Your Mission Statement: To Be.

I am often annoyed by mission statements. I saw one recently that used the non-word “actioning” and paired it with an insider word of unclear meaning and a phrase that used two multisyllabic words that are rarely paired together, and served in this example to further cloud the meaning of the whole thing. In fact, the clearest thing about the statement was the non-word “actioning.” Doesn’t make for a good elevator pitch if you ask me.

Once in a group drafting their own mission statement, I had to fight constantly to get the statement reworded into the active voice… and most in the group relented with a “whatever” kind of attitude because they simply didn’t get it. I accept that most people won’t perceive this consciously, but subtle wording variations leave a subconscious impression which creates a mood or feeling toward the perception of your mission.

Passive voice is one of the most common problems with mission statements.
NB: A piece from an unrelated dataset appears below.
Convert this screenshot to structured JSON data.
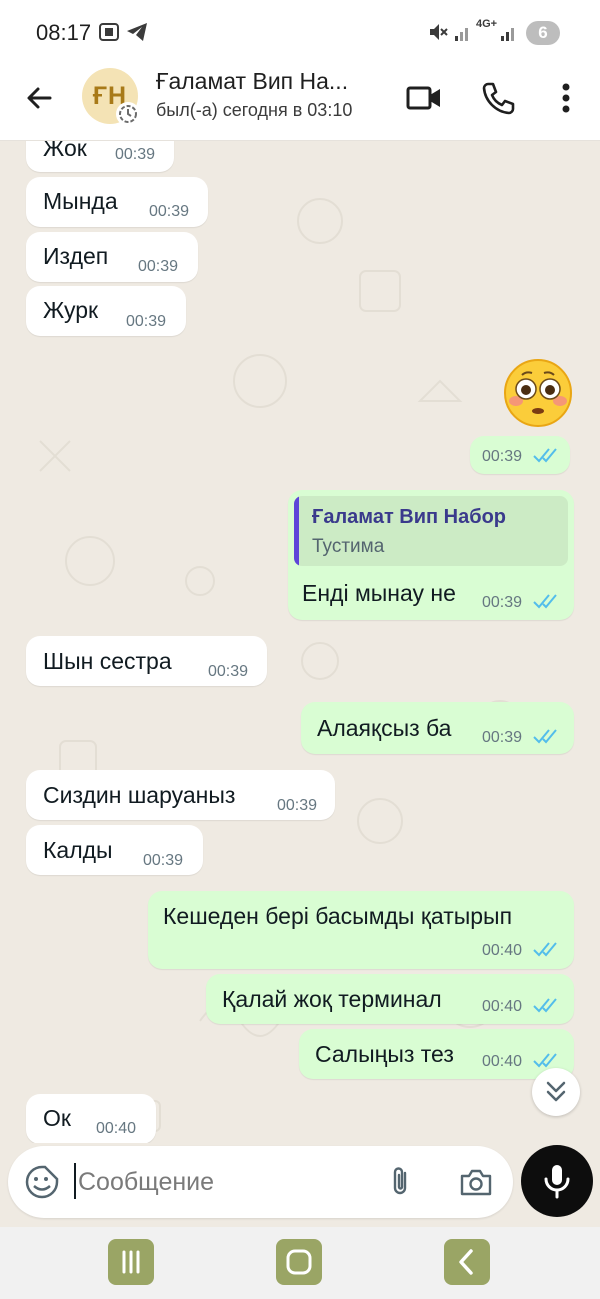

If you insist on writing your mission statement in the passive voice, you’ll most likely end up trying to promote an expressed purpose whose stripped-down meaning is simply “to be.” Not very inspiring, is it?